In other words, continue living and thinking as though nothing has changed, even if you feel like everything has changed.
Find Something to Laugh About
Laughter is arguably the best medicine on earth. It stimulates the feel-good hormones in your brain to naturally lift your mood and sense of wellbeing. And in these trying times, there’s not a single person who couldn’t use a laugh.
Talking with a friend or family member and remembering fun times, watching your favorite comedy, or looking up funny animal videos online are the fastest paths to a good laugh. And even though there’s a lot to be sad about right now, that shouldn’t overshadow all the good in the world. Don’t feel guilty for cracking a smile or feeling joy — everyone deserves a little sunshine these days.
Look for Ways To Help and Get Help
Business owners who are struggling financially during this time can get help in several ways.
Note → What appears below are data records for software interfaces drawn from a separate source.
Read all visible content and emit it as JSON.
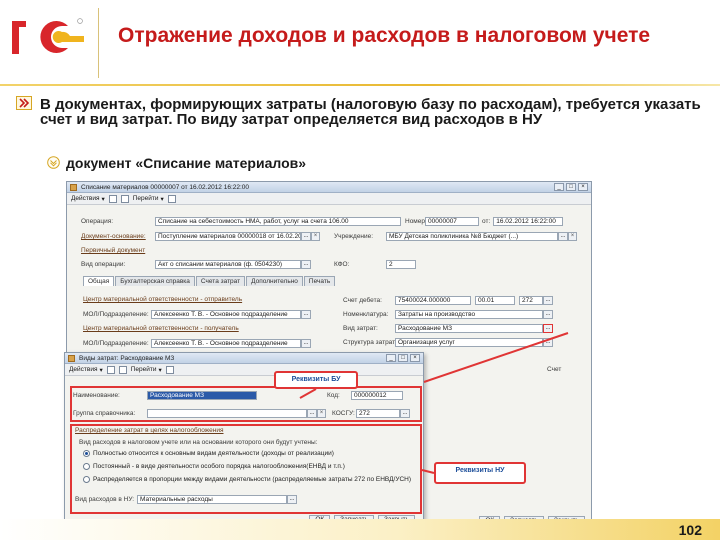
{
  "slide": {
    "title": "Отражение доходов и расходов в налоговом учете",
    "main_text": "В документах, формирующих затраты (налоговую базу по расходам), требуется указать счет и вид затрат. По виду затрат определяется вид расходов в НУ",
    "sub_text": "документ «Списание материалов»",
    "page_number": "102"
  },
  "doc_window": {
    "title": "Списание материалов 00000007 от 16.02.2012 16:22:00",
    "toolbar": [
      "Действия",
      "Перейти"
    ],
    "fields": {
      "operation_label": "Операция:",
      "operation_value": "Списание на себестоимость НМА, работ, услуг на счета 106.00",
      "number_label": "Номер:",
      "number_value": "00000007",
      "date_label": "от:",
      "date_value": "16.02.2012 16:22:00",
      "basis_label": "Документ-основание:",
      "basis_value": "Поступление материалов 00000018 от 16.02.2012",
      "institution_label": "Учреждение:",
      "institution_value": "МБУ Детская поликлиника №8 Бюджет (...)",
      "primary_label": "Первичный документ",
      "purpose_label": "Вид операции:",
      "purpose_value": "Акт о списании материалов (ф. 0504230)",
      "kfo_label": "КФО:",
      "kfo_value": "2"
    },
    "tabs": [
      "Общая",
      "Бухгалтерская справка",
      "Счета затрат",
      "Дополнительно",
      "Печать"
    ],
    "sections": {
      "sender_title": "Центр материальной ответственности - отправитель",
      "mol_sender_label": "МОЛ/Подразделение:",
      "mol_sender_value": "Алексеенко Т. В. - Основное подразделение",
      "receiver_title": "Центр материальной ответственности - получатель",
      "mol_receiver_label": "МОЛ/Подразделение:",
      "mol_receiver_value": "Алексеенко Т. В. - Основное подразделение",
      "debit_label": "Счет дебета:",
      "debit_value": "75400024.000000",
      "debit_kosgu": "00.01",
      "debit_code": "272",
      "nomenclature_label": "Номенклатура:",
      "nomenclature_value": "Затраты на производство",
      "cost_type_label": "Вид затрат:",
      "cost_type_value": "Расходование МЗ",
      "structural_label": "Структура затрат:",
      "structural_value": "Организация услуг",
      "right_account_label": "Счет"
    }
  },
  "ref_window": {
    "title": "Виды затрат: Расходование МЗ",
    "toolbar": [
      "Действия",
      "Перейти"
    ],
    "name_label": "Наименование:",
    "name_value": "Расходование МЗ",
    "code_label": "Код:",
    "code_value": "000000012",
    "group_label": "Группа справочника:",
    "kosgu_label": "КОСГУ:",
    "kosgu_value": "272",
    "section_title": "Распределение затрат в целях налогообложения",
    "method_label": "Вид расходов в налоговом учете или на основании которого они будут учтены:",
    "radios": [
      "Полностью относится к основным видам деятельности (доходы от реализации)",
      "Постоянный - в виде деятельности особого порядка налогообложения(ЕНВД и т.п.)",
      "Распределяется в пропорции между видами деятельности (распределяемые затраты 272 по ЕНВД/УСН)"
    ],
    "expense_type_label": "Вид расходов в НУ:",
    "expense_type_value": "Материальные расходы",
    "buttons": [
      "ОК",
      "Записать",
      "Закрыть"
    ]
  },
  "doc_status_buttons": [
    "ОК",
    "Записать",
    "Закрыть"
  ],
  "callouts": {
    "top": "Реквизиты БУ",
    "bottom": "Реквизиты НУ"
  },
  "colors": {
    "title": "#c51b1b",
    "highlight": "#e03535",
    "callout_text": "#1d4f9a"
  }
}
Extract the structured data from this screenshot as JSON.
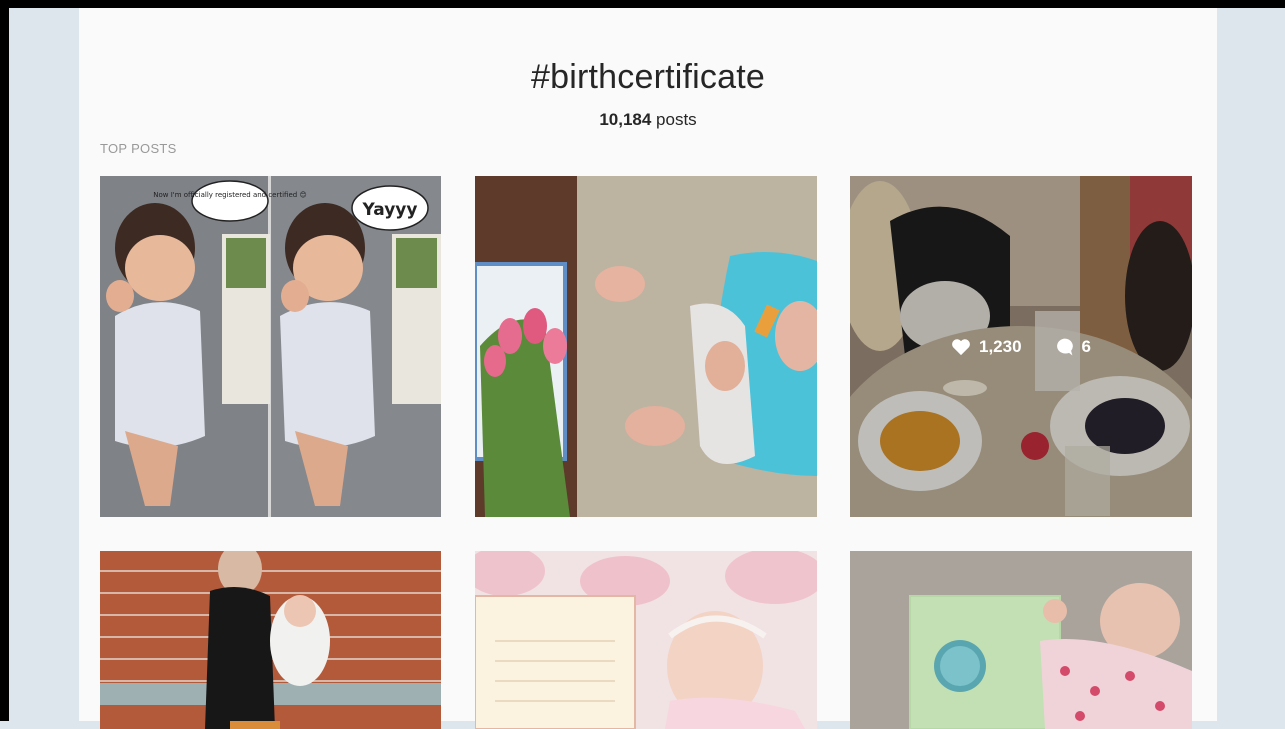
{
  "hashtag": {
    "title": "#birthcertificate"
  },
  "counts": {
    "posts_number": "10,184",
    "posts_word": "posts"
  },
  "section": {
    "label": "TOP POSTS"
  },
  "posts": [
    {
      "bubble_1": "Now I'm officially registered and certified 😊",
      "bubble_2": "Yayyy"
    },
    {},
    {
      "likes": "1,230",
      "comments": "6"
    },
    {},
    {},
    {}
  ],
  "colors": {
    "page_bg": "#fafafa",
    "side_bg": "#dde6ec",
    "text": "#262626",
    "muted": "#999999"
  },
  "icons": {
    "likes": "heart-icon",
    "comments": "comment-bubble-icon"
  }
}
Recently, the U.S. government announced that small businesses that meet certain requirements could get a loan in the amount of 2.5 times their payroll costs to be used on operating expenses, including rent, payroll, and utilities. Any part of the loan used to cover these costs is eligible for loan forgiveness if you can provide documentation. To qualify for the loan, you must have been in business prior to February 15, 2020. (As of April 16, 2020, the $349 billion set aside for the Paycheck Protection Program has already been allocated, leaving several small businesses stranded. There is hope that a second round of funds is coming soon.)
Also, many small businesses are using this time to give back to their communities in any way they can. For example, some restaurants are providing unsold food to hospital workers or police officers. Others are collecting items for medical personnel, while others are allowing students to park in their parking lots to use their business Wi-Fi to complete schoolwork.
There’s nothing wrong with reaching out and asking for help during these difficult times. And if you’re in a position to help others through your business, your efforts won’t go unappreciated.
Stay in Touch with Others
One of the most important things you can do during the pandemic is to avoid isolating yourself completely. Social distancing has taken away much of our feelings of freedom, and it can be downright frustrating and lonely to sit inside your home while waiting for conditions to change.
Staying in touch with others can help promote feelings of positivity and purpose and make you feel more connected to the world around you. Whether it’s a quick chat with a neighbor at a distance, a FaceTime call to the family, or a Zoom meeting for work, remember you’re not alone in this. Share your stories and experiences with others around you to maintain a sense of normalcy and humanity.
As a society, we’ve never experienced anything like the coronavirus pandemic, and we hope that we never will again. Remember that it’s not forever and that business and life will eventually resume in a way that’s familiar and comfortable to us.
Until then, the best anyone can do is to accept our situation and choose to be proactive and productive. Doing so will allow us to emerge stronger and more motivated to take on any business challenge we face.